**WORK ITEM**
Say how many lines in the entries contain "label", giving only the number.

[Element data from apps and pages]
┏━━

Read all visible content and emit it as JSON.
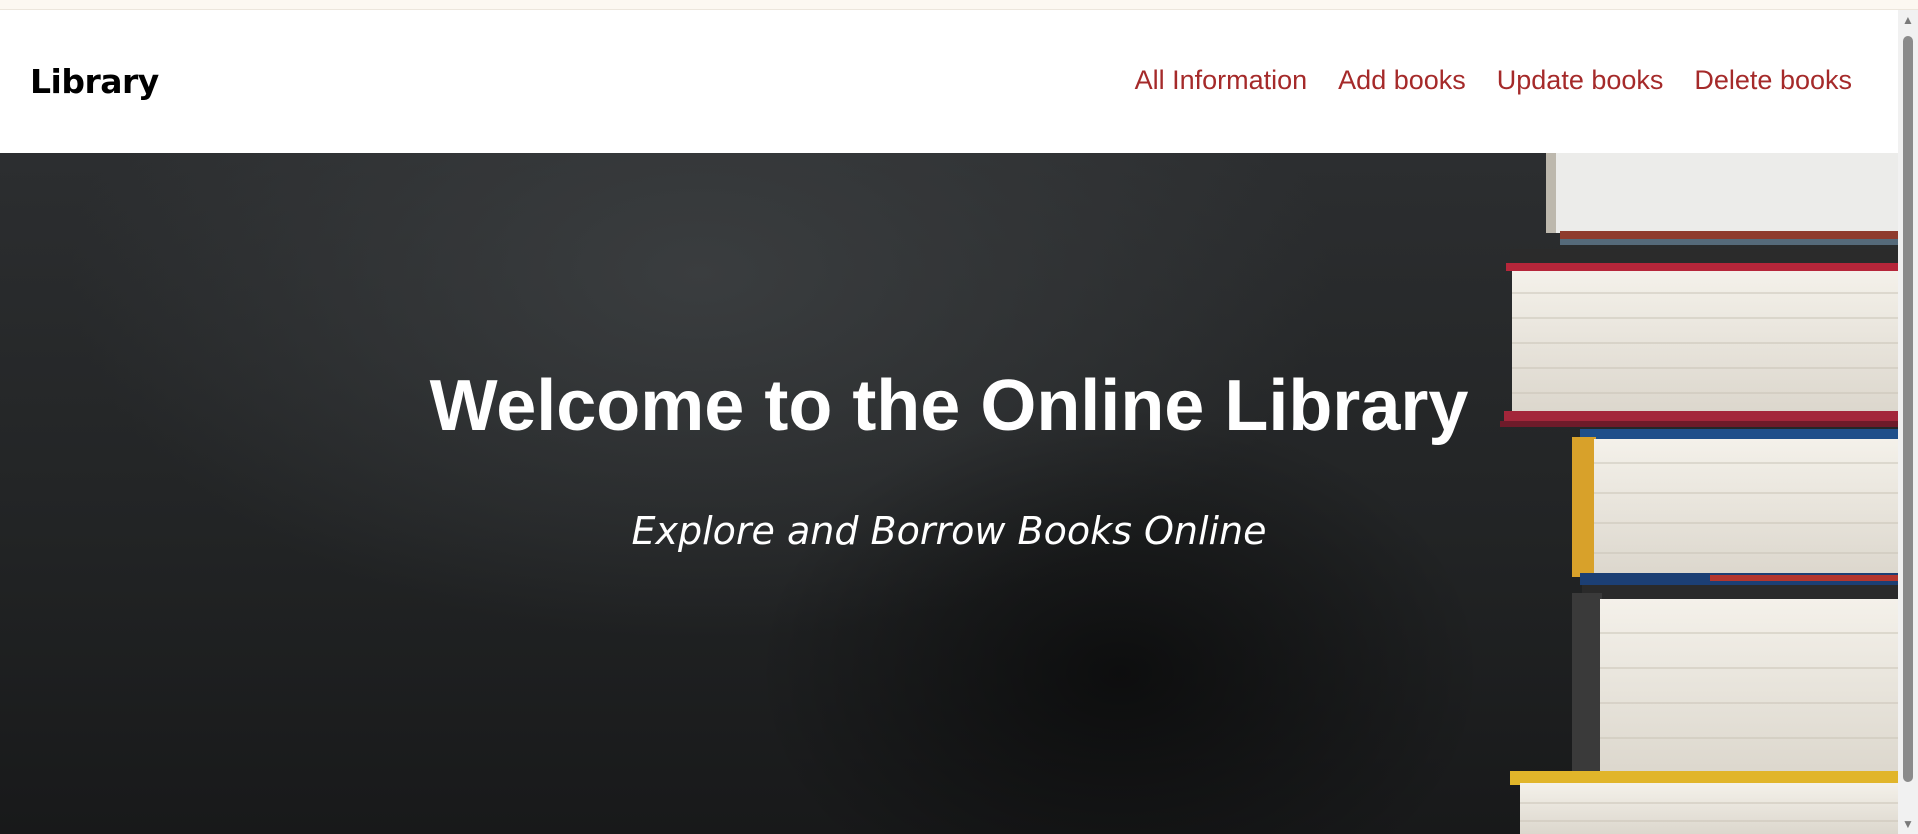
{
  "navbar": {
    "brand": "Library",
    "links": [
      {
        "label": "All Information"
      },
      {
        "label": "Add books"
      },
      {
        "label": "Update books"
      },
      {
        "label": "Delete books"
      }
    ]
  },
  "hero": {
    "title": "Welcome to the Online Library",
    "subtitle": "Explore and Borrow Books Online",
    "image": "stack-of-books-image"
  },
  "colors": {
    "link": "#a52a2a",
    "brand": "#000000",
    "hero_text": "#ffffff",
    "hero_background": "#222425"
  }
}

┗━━

**ANSWER BELOW**
4